Evolution experiment turns singleton yeast into multicellular organisms
NORMAN, Okla. — Since humanity missed the big moment the first time around, biologists trying to understand the origins of complex life have coaxed single-celled microbes to evolve into multicellular forms capable of reproduction.
Common lab yeast normally live as single cells that bud off single-celled offspring. But challenging generations of yeast with conditions that make solo life tough led to spiky multicelled yeast forms within about two months, said Will Ratcliff of the University of Minnesota, Twin Cities. The experiment suggests going multicellular may happen more readily than previously thought, he told the Evolution 2011 conference June 18.
“It was certainly the buzz of the conference,” said Lee Dugatkin of the University of Louisville in Kentucky.

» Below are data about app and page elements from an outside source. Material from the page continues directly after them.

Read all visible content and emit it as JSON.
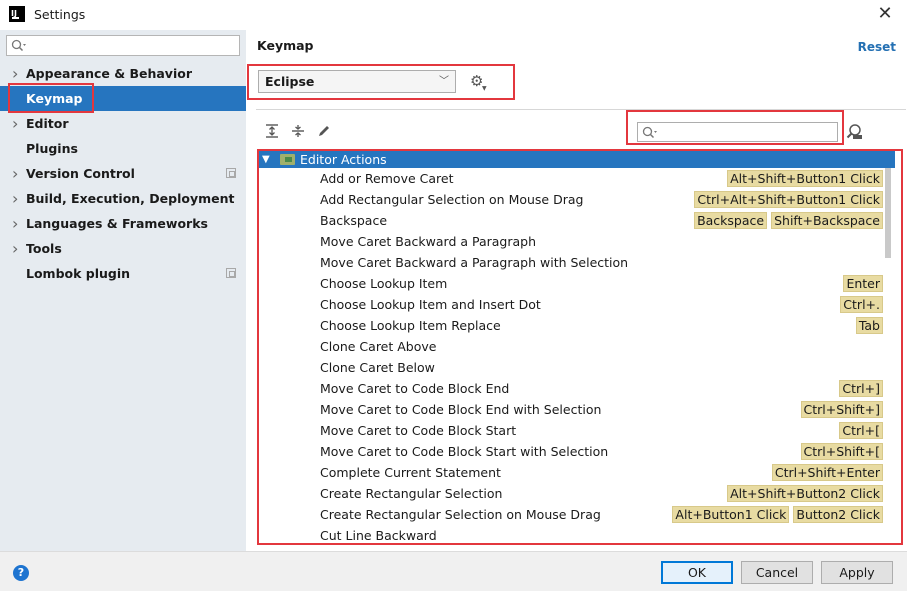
{
  "window": {
    "title": "Settings",
    "app_icon_text": "IJ"
  },
  "sidebar": {
    "search_placeholder": "",
    "items": [
      {
        "label": "Appearance & Behavior",
        "expandable": true
      },
      {
        "label": "Keymap",
        "expandable": false,
        "selected": true
      },
      {
        "label": "Editor",
        "expandable": true
      },
      {
        "label": "Plugins",
        "expandable": false
      },
      {
        "label": "Version Control",
        "expandable": true,
        "project_icon": true
      },
      {
        "label": "Build, Execution, Deployment",
        "expandable": true
      },
      {
        "label": "Languages & Frameworks",
        "expandable": true
      },
      {
        "label": "Tools",
        "expandable": true
      },
      {
        "label": "Lombok plugin",
        "expandable": false,
        "project_icon": true
      }
    ]
  },
  "main": {
    "title": "Keymap",
    "reset_label": "Reset",
    "keymap_selected": "Eclipse",
    "search_placeholder": ""
  },
  "tree": {
    "root_label": "Editor Actions",
    "rows": [
      {
        "label": "Add or Remove Caret",
        "shortcuts": [
          "Alt+Shift+Button1 Click"
        ]
      },
      {
        "label": "Add Rectangular Selection on Mouse Drag",
        "shortcuts": [
          "Ctrl+Alt+Shift+Button1 Click"
        ]
      },
      {
        "label": "Backspace",
        "shortcuts": [
          "Backspace",
          "Shift+Backspace"
        ]
      },
      {
        "label": "Move Caret Backward a Paragraph",
        "shortcuts": []
      },
      {
        "label": "Move Caret Backward a Paragraph with Selection",
        "shortcuts": []
      },
      {
        "label": "Choose Lookup Item",
        "shortcuts": [
          "Enter"
        ]
      },
      {
        "label": "Choose Lookup Item and Insert Dot",
        "shortcuts": [
          "Ctrl+."
        ]
      },
      {
        "label": "Choose Lookup Item Replace",
        "shortcuts": [
          "Tab"
        ]
      },
      {
        "label": "Clone Caret Above",
        "shortcuts": []
      },
      {
        "label": "Clone Caret Below",
        "shortcuts": []
      },
      {
        "label": "Move Caret to Code Block End",
        "shortcuts": [
          "Ctrl+]"
        ]
      },
      {
        "label": "Move Caret to Code Block End with Selection",
        "shortcuts": [
          "Ctrl+Shift+]"
        ]
      },
      {
        "label": "Move Caret to Code Block Start",
        "shortcuts": [
          "Ctrl+["
        ]
      },
      {
        "label": "Move Caret to Code Block Start with Selection",
        "shortcuts": [
          "Ctrl+Shift+["
        ]
      },
      {
        "label": "Complete Current Statement",
        "shortcuts": [
          "Ctrl+Shift+Enter"
        ]
      },
      {
        "label": "Create Rectangular Selection",
        "shortcuts": [
          "Alt+Shift+Button2 Click"
        ]
      },
      {
        "label": "Create Rectangular Selection on Mouse Drag",
        "shortcuts": [
          "Alt+Button1 Click",
          "Button2 Click"
        ]
      },
      {
        "label": "Cut Line Backward",
        "shortcuts": []
      }
    ]
  },
  "footer": {
    "help_label": "?",
    "ok_label": "OK",
    "cancel_label": "Cancel",
    "apply_label": "Apply"
  },
  "colors": {
    "accent": "#2675bf",
    "highlight_box": "#e3373e",
    "shortcut_bg": "#e8dba2",
    "sidebar_bg": "#e6ebf0",
    "link": "#2470b3"
  }
}
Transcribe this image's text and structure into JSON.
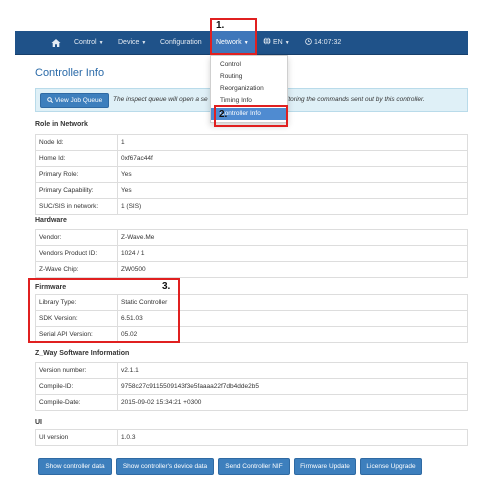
{
  "navbar": {
    "items": [
      {
        "label": "Control"
      },
      {
        "label": "Device"
      },
      {
        "label": "Configuration"
      },
      {
        "label": "Network"
      },
      {
        "label": "EN"
      }
    ],
    "clock": "14:07:32",
    "bar_color": "#1f5289",
    "active_color": "#3f77ba"
  },
  "dropdown": {
    "items": [
      {
        "label": "Control"
      },
      {
        "label": "Routing"
      },
      {
        "label": "Reorganization"
      },
      {
        "label": "Timing Info"
      },
      {
        "label": "Controller Info"
      }
    ],
    "selected": "Controller Info"
  },
  "annotations": [
    "1.",
    "2.",
    "3."
  ],
  "page_title": "Controller Info",
  "job_queue": {
    "button_label": "View Job Queue",
    "info_text_left": "The inspect queue will open a se",
    "info_text_right": "onitoring the commands sent out by this controller."
  },
  "sections": {
    "role": {
      "title": "Role in Network",
      "rows": [
        {
          "key": "Node Id:",
          "value": "1"
        },
        {
          "key": "Home Id:",
          "value": "0xf67ac44f"
        },
        {
          "key": "Primary Role:",
          "value": "Yes"
        },
        {
          "key": "Primary Capability:",
          "value": "Yes"
        },
        {
          "key": "SUC/SIS in network:",
          "value": "1 (SIS)"
        }
      ]
    },
    "hardware": {
      "title": "Hardware",
      "rows": [
        {
          "key": "Vendor:",
          "value": "Z-Wave.Me"
        },
        {
          "key": "Vendors Product ID:",
          "value": "1024 / 1"
        },
        {
          "key": "Z-Wave Chip:",
          "value": "ZW0500"
        }
      ]
    },
    "firmware": {
      "title": "Firmware",
      "rows": [
        {
          "key": "Library Type:",
          "value": "Static Controller"
        },
        {
          "key": "SDK Version:",
          "value": "6.51.03"
        },
        {
          "key": "Serial API Version:",
          "value": "05.02"
        }
      ]
    },
    "zway": {
      "title": "Z_Way Software Information",
      "rows": [
        {
          "key": "Version number:",
          "value": "v2.1.1"
        },
        {
          "key": "Compile-ID:",
          "value": "9758c27c9115509143f3e5faaaa22f7db4dde2b5"
        },
        {
          "key": "Compile-Date:",
          "value": "2015-09-02 15:34:21 +0300"
        }
      ]
    },
    "ui": {
      "title": "UI",
      "rows": [
        {
          "key": "UI version",
          "value": "1.0.3"
        }
      ]
    }
  },
  "buttons": {
    "show_data": "Show controller data",
    "show_device_data": "Show controller's device data",
    "send_nif": "Send Controller NIF",
    "firmware_update": "Firmware Update",
    "license_upgrade": "License Upgrade",
    "color": "#3d7fbd"
  }
}
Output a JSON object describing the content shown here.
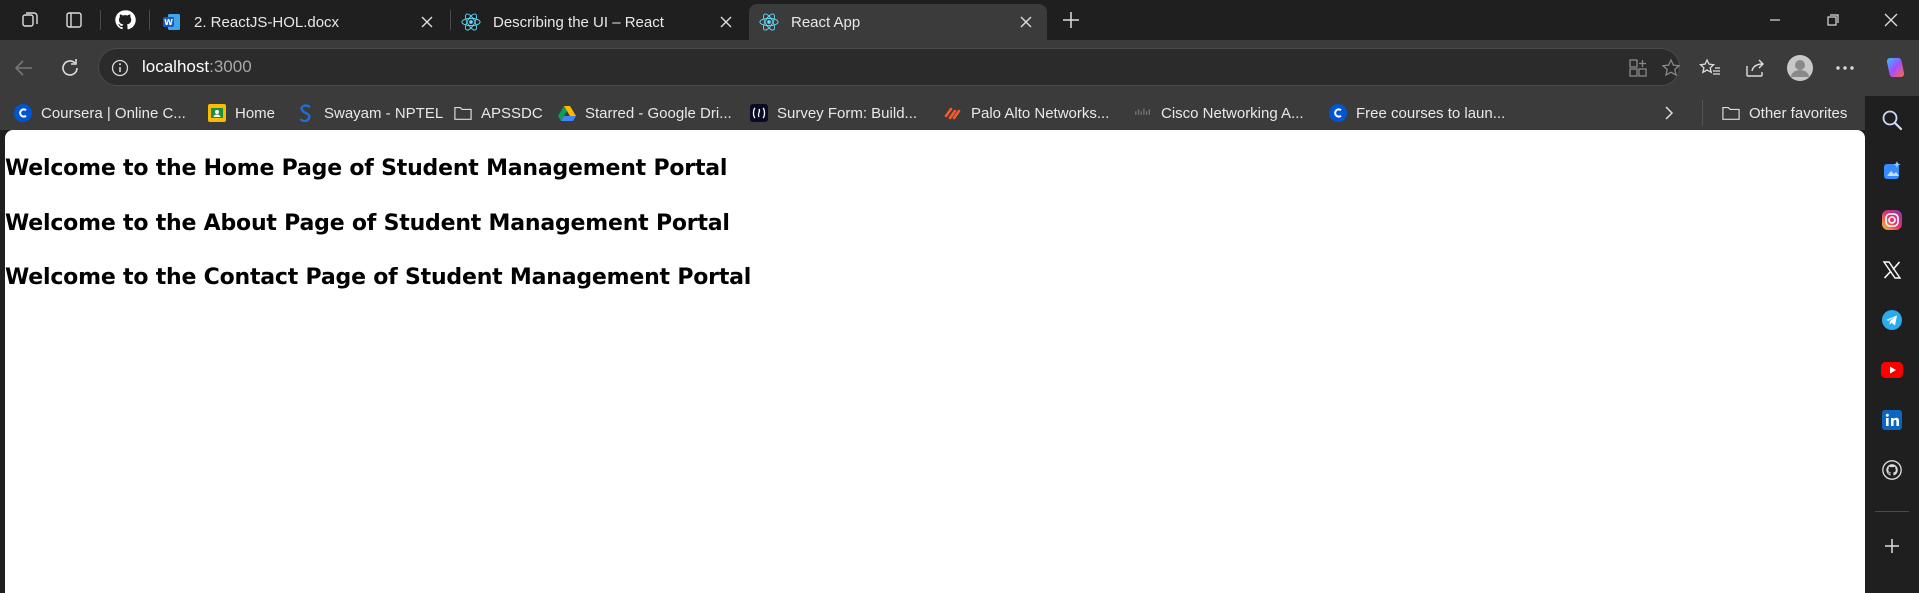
{
  "tabs": [
    {
      "title": "2. ReactJS-HOL.docx",
      "icon": "word-doc-icon"
    },
    {
      "title": "Describing the UI – React",
      "icon": "react-icon"
    },
    {
      "title": "React App",
      "icon": "react-icon",
      "active": true
    }
  ],
  "address": {
    "host": "localhost",
    "port": ":3000"
  },
  "favorites": [
    {
      "label": "Coursera | Online C...",
      "icon": "coursera-icon"
    },
    {
      "label": "Home",
      "icon": "classroom-icon"
    },
    {
      "label": "Swayam - NPTEL",
      "icon": "swayam-icon"
    },
    {
      "label": "APSSDC",
      "icon": "folder-icon"
    },
    {
      "label": "Starred - Google Dri...",
      "icon": "google-drive-icon"
    },
    {
      "label": "Survey Form: Build...",
      "icon": "freecodecamp-icon"
    },
    {
      "label": "Palo Alto Networks...",
      "icon": "palo-alto-icon"
    },
    {
      "label": "Cisco Networking A...",
      "icon": "cisco-icon"
    },
    {
      "label": "Free courses to laun...",
      "icon": "coursera-icon"
    }
  ],
  "other_favorites": "Other favorites",
  "page": {
    "headings": [
      "Welcome to the Home Page of Student Management Portal",
      "Welcome to the About Page of Student Management Portal",
      "Welcome to the Contact Page of Student Management Portal"
    ]
  },
  "colors": {
    "chrome_dark": "#1f1f1f",
    "chrome_mid": "#3b3b3b",
    "page_bg": "#ffffff",
    "react_blue": "#61dafb"
  }
}
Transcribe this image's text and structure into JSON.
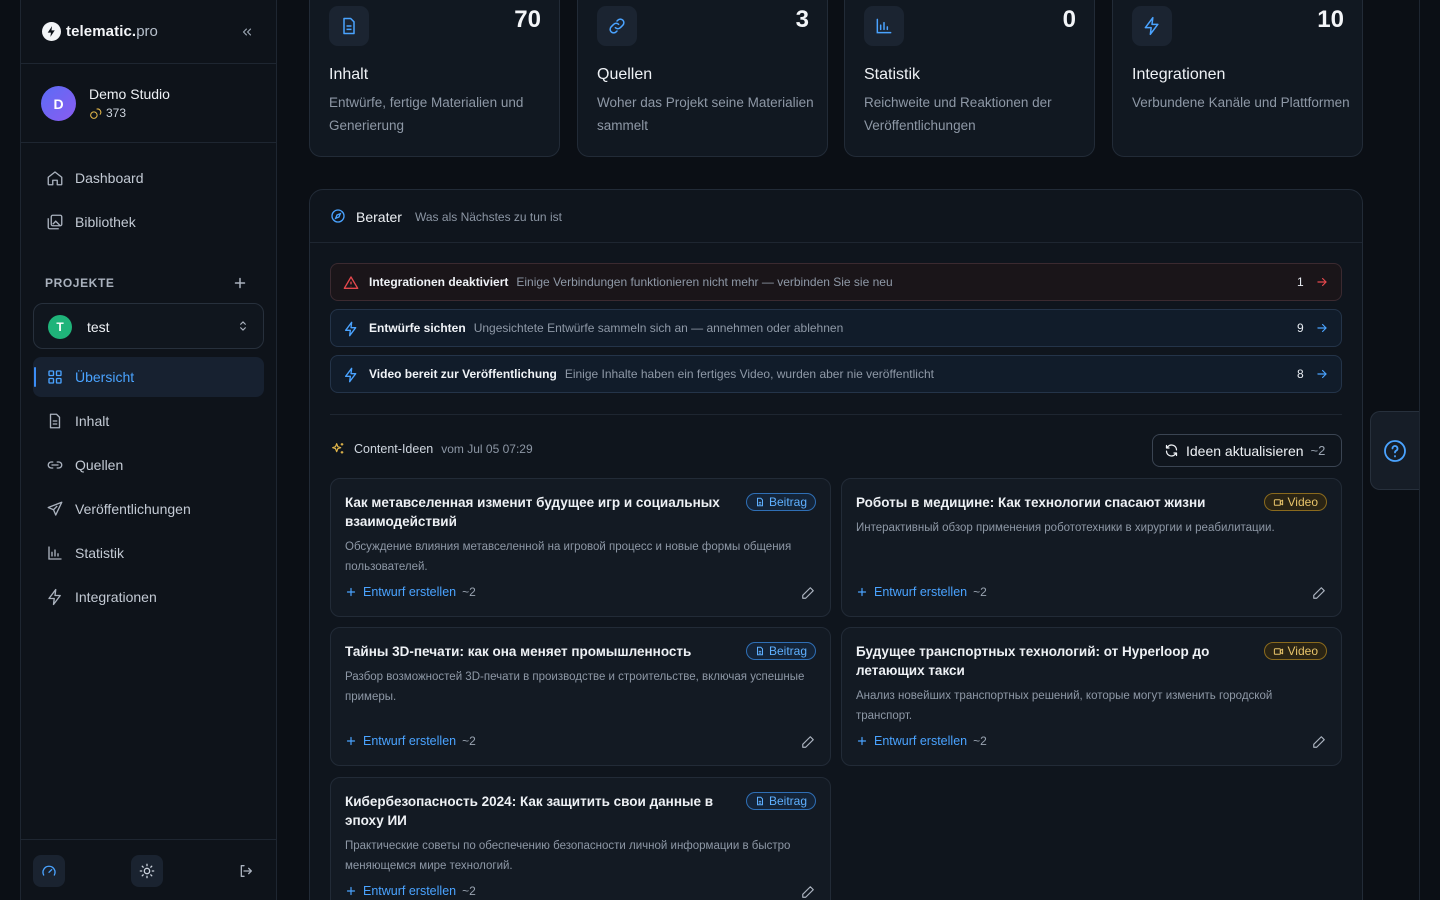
{
  "brand": {
    "name": "telematic.",
    "tld": "pro"
  },
  "account": {
    "initial": "D",
    "name": "Demo Studio",
    "credits": "373"
  },
  "nav": {
    "dashboard": "Dashboard",
    "library": "Bibliothek",
    "projects_label": "PROJEKTE",
    "project": {
      "initial": "T",
      "name": "test"
    },
    "overview": "Übersicht",
    "content": "Inhalt",
    "sources": "Quellen",
    "publications": "Veröffentlichungen",
    "statistics": "Statistik",
    "integrations": "Integrationen"
  },
  "stats": [
    {
      "value": "70",
      "title": "Inhalt",
      "desc": "Entwürfe, fertige Materialien und Generierung",
      "icon": "document-icon"
    },
    {
      "value": "3",
      "title": "Quellen",
      "desc": "Woher das Projekt seine Materialien sammelt",
      "icon": "link-icon"
    },
    {
      "value": "0",
      "title": "Statistik",
      "desc": "Reichweite und Reaktionen der Veröffentlichungen",
      "icon": "bar-chart-icon"
    },
    {
      "value": "10",
      "title": "Integrationen",
      "desc": "Verbundene Kanäle und Plattformen",
      "icon": "bolt-icon"
    }
  ],
  "advisor": {
    "title": "Berater",
    "subtitle": "Was als Nächstes zu tun ist",
    "alerts": [
      {
        "title": "Integrationen deaktiviert",
        "text": "Einige Verbindungen funktionieren nicht mehr — verbinden Sie sie neu",
        "count": "1",
        "level": "danger"
      },
      {
        "title": "Entwürfe sichten",
        "text": "Ungesichtete Entwürfe sammeln sich an — annehmen oder ablehnen",
        "count": "9",
        "level": "info"
      },
      {
        "title": "Video bereit zur Veröffentlichung",
        "text": "Einige Inhalte haben ein fertiges Video, wurden aber nie veröffentlicht",
        "count": "8",
        "level": "info"
      }
    ]
  },
  "ideas": {
    "title": "Content-Ideen",
    "date": "vom Jul 05 07:29",
    "refresh_label": "Ideen aktualisieren",
    "refresh_cost": "~2",
    "action_label": "Entwurf erstellen",
    "action_cost": "~2",
    "items": [
      {
        "title": "Как метавселенная изменит будущее игр и социальных взаимодействий",
        "type": "Beitrag",
        "desc": "Обсуждение влияния метавселенной на игровой процесс и новые формы общения пользователей."
      },
      {
        "title": "Роботы в медицине: Как технологии спасают жизни",
        "type": "Video",
        "desc": "Интерактивный обзор применения робототехники в хирургии и реабилитации."
      },
      {
        "title": "Тайны 3D-печати: как она меняет промышленность",
        "type": "Beitrag",
        "desc": "Разбор возможностей 3D-печати в производстве и строительстве, включая успешные примеры."
      },
      {
        "title": "Будущее транспортных технологий: от Hyperloop до летающих такси",
        "type": "Video",
        "desc": "Анализ новейших транспортных решений, которые могут изменить городской транспорт."
      },
      {
        "title": "Кибербезопасность 2024: Как защитить свои данные в эпоху ИИ",
        "type": "Beitrag",
        "desc": "Практические советы по обеспечению безопасности личной информации в быстро меняющемся мире технологий."
      }
    ]
  },
  "colors": {
    "accent": "#4aa3ff",
    "danger": "#e5484d",
    "video_badge": "#e8c46a",
    "project_dot": "#1fb47a"
  }
}
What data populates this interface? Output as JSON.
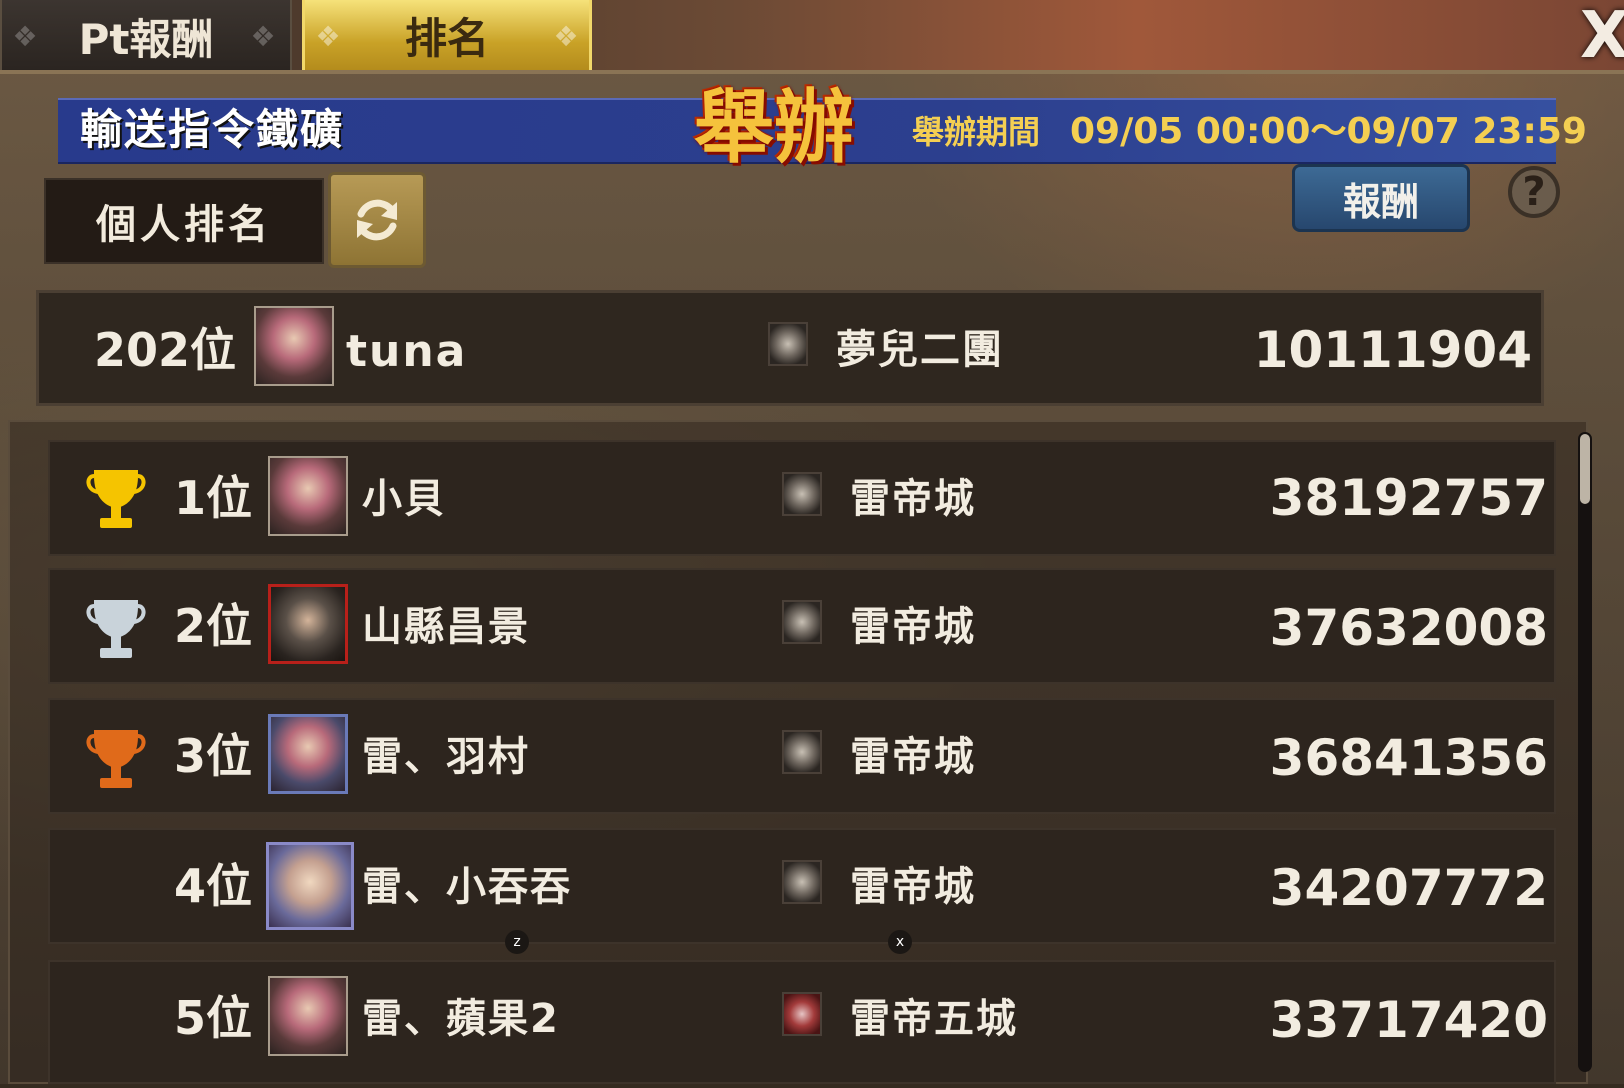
{
  "tabs": {
    "pt_reward": "Pt報酬",
    "ranking": "排名"
  },
  "close_label": "X",
  "event": {
    "name": "輸送指令鐵礦",
    "held": "舉辦",
    "period_label": "舉辦期間",
    "period_value": "09/05  00:00～09/07  23:59"
  },
  "controls": {
    "personal_ranking": "個人排名",
    "reward": "報酬",
    "help": "?"
  },
  "my_rank": {
    "rank": "202位",
    "name": "tuna",
    "guild": "夢兒二團",
    "score": "10111904"
  },
  "rankings": [
    {
      "rank": "1位",
      "name": "小貝",
      "guild": "雷帝城",
      "score": "38192757",
      "trophy": "gold"
    },
    {
      "rank": "2位",
      "name": "山縣昌景",
      "guild": "雷帝城",
      "score": "37632008",
      "trophy": "silver"
    },
    {
      "rank": "3位",
      "name": "雷、羽村",
      "guild": "雷帝城",
      "score": "36841356",
      "trophy": "bronze"
    },
    {
      "rank": "4位",
      "name": "雷、小吞吞",
      "guild": "雷帝城",
      "score": "34207772",
      "trophy": ""
    },
    {
      "rank": "5位",
      "name": "雷、蘋果2",
      "guild": "雷帝五城",
      "score": "33717420",
      "trophy": ""
    }
  ],
  "key_hints": [
    "z",
    "x"
  ],
  "colors": {
    "banner": "#2c3f8e",
    "active_tab": "#c9a227",
    "gold": "#f5c400",
    "silver": "#c9d3da",
    "bronze": "#e06a1a",
    "reward_button": "#27476e"
  }
}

Evolutionary biologists rank the shift from one to many cells as one of the major transitions in the history of life. “To be able to examine it experimentally, in real time, in